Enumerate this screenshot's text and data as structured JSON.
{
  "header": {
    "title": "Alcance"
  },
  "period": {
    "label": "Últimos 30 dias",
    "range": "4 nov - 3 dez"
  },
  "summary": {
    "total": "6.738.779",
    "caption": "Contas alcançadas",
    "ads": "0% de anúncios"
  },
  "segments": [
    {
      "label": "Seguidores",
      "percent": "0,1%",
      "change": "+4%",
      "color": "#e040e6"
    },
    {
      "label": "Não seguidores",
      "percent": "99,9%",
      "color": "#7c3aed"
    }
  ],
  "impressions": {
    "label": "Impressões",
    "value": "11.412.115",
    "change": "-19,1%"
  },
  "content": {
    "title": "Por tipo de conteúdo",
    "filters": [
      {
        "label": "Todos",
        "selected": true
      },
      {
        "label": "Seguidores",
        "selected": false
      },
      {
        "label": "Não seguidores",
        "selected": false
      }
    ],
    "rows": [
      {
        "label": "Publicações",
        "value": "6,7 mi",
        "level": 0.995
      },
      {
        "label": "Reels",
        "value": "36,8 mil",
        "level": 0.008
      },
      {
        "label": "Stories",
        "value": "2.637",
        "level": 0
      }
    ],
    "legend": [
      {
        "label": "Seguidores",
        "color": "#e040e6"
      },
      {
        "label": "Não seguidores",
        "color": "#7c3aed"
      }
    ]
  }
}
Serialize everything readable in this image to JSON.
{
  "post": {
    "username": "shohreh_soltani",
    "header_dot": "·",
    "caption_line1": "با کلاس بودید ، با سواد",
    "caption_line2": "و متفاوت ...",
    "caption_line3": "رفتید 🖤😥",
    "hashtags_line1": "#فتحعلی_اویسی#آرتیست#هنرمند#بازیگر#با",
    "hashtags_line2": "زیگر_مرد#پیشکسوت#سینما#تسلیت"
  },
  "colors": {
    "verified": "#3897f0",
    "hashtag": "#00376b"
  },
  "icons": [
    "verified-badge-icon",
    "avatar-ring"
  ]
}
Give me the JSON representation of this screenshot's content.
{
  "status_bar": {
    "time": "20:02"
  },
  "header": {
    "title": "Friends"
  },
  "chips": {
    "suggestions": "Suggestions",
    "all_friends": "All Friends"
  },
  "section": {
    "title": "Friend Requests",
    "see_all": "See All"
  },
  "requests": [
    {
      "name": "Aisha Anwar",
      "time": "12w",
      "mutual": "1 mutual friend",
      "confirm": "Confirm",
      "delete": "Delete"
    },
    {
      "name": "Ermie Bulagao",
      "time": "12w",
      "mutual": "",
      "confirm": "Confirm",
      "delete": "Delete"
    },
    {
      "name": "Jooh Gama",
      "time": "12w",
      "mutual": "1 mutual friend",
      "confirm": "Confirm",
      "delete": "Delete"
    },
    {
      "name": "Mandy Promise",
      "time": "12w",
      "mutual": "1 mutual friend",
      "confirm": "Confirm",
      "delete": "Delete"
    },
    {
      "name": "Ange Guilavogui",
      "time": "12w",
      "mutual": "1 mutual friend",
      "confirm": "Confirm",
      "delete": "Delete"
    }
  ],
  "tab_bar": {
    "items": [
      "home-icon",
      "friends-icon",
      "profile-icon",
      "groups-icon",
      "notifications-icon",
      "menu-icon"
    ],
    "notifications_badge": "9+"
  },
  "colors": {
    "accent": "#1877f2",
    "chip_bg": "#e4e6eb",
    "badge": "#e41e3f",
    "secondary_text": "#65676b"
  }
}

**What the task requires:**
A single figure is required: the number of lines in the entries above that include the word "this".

**Task output:**
3